Lawn Care During a Drought Continued

Lara DeHavenHomeowner Tips, Lake Conroe, Lawn, Montgomery County

Lawn Care During a Drought

The Lake Conroe area has enjoyed some rainfall since my last article on proper lawn care during a drought. However in spite of the rain, the drought conditions have gotten worse. According to the US Drought Monitor, Montgomery County is in a severe drought. The western part of neighboring Grimes County has entered an extreme drought.

Two weeks ago, we discussed purposeful watering in the article, “Protect Your Lawn During a Drought.” Today I want to continue discussing lawn care tips, except this time focusing on not stressing your lawn, mowing correctly, and allowing some grasses to go dormant.

Don’t Stress the Lawn

Drought conditions can be brutally hard on your lawn.

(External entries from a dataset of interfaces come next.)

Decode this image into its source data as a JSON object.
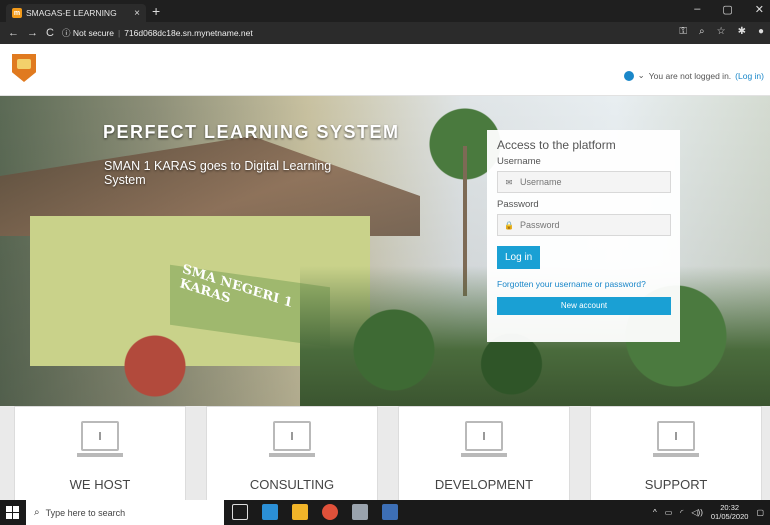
{
  "browser": {
    "tab_title": "SMAGAS-E LEARNING",
    "tab_close": "×",
    "new_tab": "+",
    "url_security": "ⓘ Not secure",
    "url": "716d068dc18e.sn.mynetname.net",
    "window_controls": [
      "–",
      "▢",
      "✕"
    ]
  },
  "header": {
    "login_status": "You are not logged in.",
    "login_link": "(Log in)"
  },
  "hero": {
    "title": "PERFECT LEARNING SYSTEM",
    "subtitle": "SMAN 1 KARAS goes to Digital Learning System",
    "sign_text": "SMA NEGERI 1 KARAS"
  },
  "login": {
    "heading": "Access to the platform",
    "username_label": "Username",
    "username_placeholder": "Username",
    "password_label": "Password",
    "password_placeholder": "Password",
    "login_button": "Log in",
    "forgot_link": "Forgotten your username or password?",
    "new_account_button": "New account"
  },
  "features": [
    {
      "label": "WE HOST"
    },
    {
      "label": "CONSULTING"
    },
    {
      "label": "DEVELOPMENT"
    },
    {
      "label": "SUPPORT"
    }
  ],
  "taskbar": {
    "search_placeholder": "Type here to search",
    "time": "20:32",
    "date": "01/05/2020"
  },
  "colors": {
    "accent": "#1aa0d4",
    "link": "#1a87c9",
    "logo": "#e07a1f"
  }
}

If you have any projects you wanted to do this summer, delay them. You don’t want to do anything that will potentially stress out your grass. Additionally, don’t fertilize your lawn either. Nitrogen-based fertilizer needs cooler temperatures and it is clearly too hot to fertilize. Even though you might want to spring into action to save your grass, for its sake don’t add any stress to your lawn. Besides watering wisely, leave your grass alone.

Deliberate Mowing

Obviously, you will not have to mow the lawn as much as usual during a drought. However, if you have to cut the grass, set the height of the blades no less than 3 inches. 4 inches would actually be better. Make sure your mower blades are sharp. Dull blades “tear at the grass, forcing it to use 40–60% more water to recover.” Also allow the grass clippings to remain on the lawn instead of bagging up the cuttings. They will act as mulch and help retain moisture, which is exactly what your lawn needs and craves.

Dormancy can Help

With high temperatures and little rain creating drought conditions, Bermuda grass and Zoysia varieties can go dormant. According to Texas A&M AgriLife, this actually helps the grass survive. However, most homeowners have St. Augustine grass. Unfortunately this grass does not go into dormancy easily. Therefore during a prolonged drought, you are likely to have to replace it in spots as needed. But if your grass does go dormant, then its roots are still alive. It should recover.

The drought conditions in Texas are likely to get worse before they improve. Therefore, it is important to follow these tips in addition to properly watering the lawn. Do whatever you can to save your lawn. Of course, pray for rain.